"The Life" Manifested in John Chapter One:
The Creator was manifested to us (John 1:1-3,14). - Jesus ("The Word became flesh") was with the Father in the beginning and was equal with Him. See I Timothy 3:16 (KJV / NKJV); Colossians 1:14-19; 2:9). [Note: Zechariah 13:7. In this prophecy of Christ's death, Jehovah calls Christ "my fellow." That is to say that Christ is equal with Him - a peer. See Philippians 2:6].
Christ's life and light were manifested to us (John 1:4-5, 9-11). - Jesus' life was a light to this spiritually, morally dark world. His teaching and example gave the world a physical demonstration / manifestation of what God is like (John 14:9). This life / light was confusing and irritating to the world, causing people to resist and reject Jesus (John 3:19-20; 8:38-47; I John 4:4-6 cp. John 15:18-21; I John 3:1,11-13).

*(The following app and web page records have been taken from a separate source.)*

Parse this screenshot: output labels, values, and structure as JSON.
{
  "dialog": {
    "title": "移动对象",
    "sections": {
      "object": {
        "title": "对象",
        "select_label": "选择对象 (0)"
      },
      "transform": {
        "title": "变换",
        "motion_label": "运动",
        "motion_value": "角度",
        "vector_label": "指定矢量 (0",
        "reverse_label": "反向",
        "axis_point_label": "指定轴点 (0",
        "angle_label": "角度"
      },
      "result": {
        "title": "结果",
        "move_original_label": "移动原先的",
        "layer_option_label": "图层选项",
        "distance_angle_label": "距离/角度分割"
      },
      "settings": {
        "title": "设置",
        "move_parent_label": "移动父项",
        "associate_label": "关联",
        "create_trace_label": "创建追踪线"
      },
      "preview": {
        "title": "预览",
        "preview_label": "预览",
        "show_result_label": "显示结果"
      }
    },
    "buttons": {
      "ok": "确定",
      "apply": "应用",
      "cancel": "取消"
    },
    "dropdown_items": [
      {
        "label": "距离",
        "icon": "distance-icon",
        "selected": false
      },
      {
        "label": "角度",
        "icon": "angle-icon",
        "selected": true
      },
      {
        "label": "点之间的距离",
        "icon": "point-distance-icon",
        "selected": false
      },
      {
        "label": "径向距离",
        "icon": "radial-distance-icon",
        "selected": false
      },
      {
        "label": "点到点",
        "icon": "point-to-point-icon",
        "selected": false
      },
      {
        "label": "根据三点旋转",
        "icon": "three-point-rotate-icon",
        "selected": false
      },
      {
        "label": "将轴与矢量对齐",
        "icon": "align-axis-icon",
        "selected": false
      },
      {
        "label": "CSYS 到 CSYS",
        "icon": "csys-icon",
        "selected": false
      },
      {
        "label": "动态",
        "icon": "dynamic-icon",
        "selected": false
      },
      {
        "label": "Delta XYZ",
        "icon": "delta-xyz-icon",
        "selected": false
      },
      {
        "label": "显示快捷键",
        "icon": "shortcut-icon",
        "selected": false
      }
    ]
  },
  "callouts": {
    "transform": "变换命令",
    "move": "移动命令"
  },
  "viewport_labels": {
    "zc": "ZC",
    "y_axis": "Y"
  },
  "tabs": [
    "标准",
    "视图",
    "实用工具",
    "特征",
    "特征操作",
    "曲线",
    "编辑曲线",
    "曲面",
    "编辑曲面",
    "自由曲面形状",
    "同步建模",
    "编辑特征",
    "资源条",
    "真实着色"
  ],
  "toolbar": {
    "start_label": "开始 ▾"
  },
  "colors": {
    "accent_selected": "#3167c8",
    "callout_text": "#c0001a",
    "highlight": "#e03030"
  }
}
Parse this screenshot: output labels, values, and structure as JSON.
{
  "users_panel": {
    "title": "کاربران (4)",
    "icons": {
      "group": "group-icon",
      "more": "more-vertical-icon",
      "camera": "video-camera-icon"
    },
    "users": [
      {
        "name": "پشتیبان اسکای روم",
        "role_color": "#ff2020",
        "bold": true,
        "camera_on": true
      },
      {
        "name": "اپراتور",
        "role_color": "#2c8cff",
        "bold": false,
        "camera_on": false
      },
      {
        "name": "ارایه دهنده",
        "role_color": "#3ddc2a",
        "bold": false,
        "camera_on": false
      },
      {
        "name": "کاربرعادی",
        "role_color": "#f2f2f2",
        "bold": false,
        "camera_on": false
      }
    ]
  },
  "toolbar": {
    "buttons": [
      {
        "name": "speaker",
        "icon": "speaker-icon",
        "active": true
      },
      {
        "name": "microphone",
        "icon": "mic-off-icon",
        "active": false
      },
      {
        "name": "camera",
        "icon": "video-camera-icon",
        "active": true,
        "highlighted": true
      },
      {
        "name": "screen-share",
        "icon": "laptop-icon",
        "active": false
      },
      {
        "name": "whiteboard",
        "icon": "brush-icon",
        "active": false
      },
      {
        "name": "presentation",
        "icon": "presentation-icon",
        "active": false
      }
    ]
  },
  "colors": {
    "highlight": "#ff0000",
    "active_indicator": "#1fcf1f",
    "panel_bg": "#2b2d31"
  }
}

Christ's transforming power was manifested to us (John 1:12-13). By the power of God, others received Christ and were made to be partakers of the privileges of God's children. By His life we receive life. The life that He lived; the life that He sacrificed; the resurrected life that He now has forever are all for our benefit and God's glory. See John 6:63; 8:12,28-29; 10:9-18; 11:25-26; 14:6,18-23; Romans 4:25; 5:9-10; 8:34; Revelation 1:5-6,18.
The glory of God was manifested to us (John 1:14). "The Word became flesh and dwelt among us." This was predicted by Isaiah (Isaiah 40:5). The glory of God is more than just goodness and power. To behold the glory of God, we must behold who He is and what He does (Psalm 66:1-8; 72:18-19; 105:1-5; 111:1-10; 145:1-21). Christ's life demonstrates God's glory (John 10;24-38; 14:9-11; 15:22-25; Hebrews 1:1-3). It is the work of the gospel for us to reveal the glory of God through Jesus Christ (II Corinthians 3:18; 4:3-7).
God's grace and truth were manifested to us (John 1:14,16-17). Moses' law was the truth about holiness and sin, but the law was unable to provide mercy and grace. Every time the law was broken, death was the penalty - either your death or the death of a sacrificial animal. Christ bringing grace and truth means that along with the truth about God's holiness and righteous hatred of sin, He provides forgiveness and the ability to overcome sin's power by the power of a new life. See Psalm 85:9-13; John 1:12; 3:16-21 (cp. I John 3:1-10); 5:24-25; Romans 5:1-11; 6:23; 8:1-4; II Corinthians 5:14-15,17; Ephesians 2:8-10.
This has been given to us because Christ manifested himself to us, not as a lion to judge and rule the world, but as a lamb, a sacrificial lamb - to save us. See John 1:29 cp.3:17.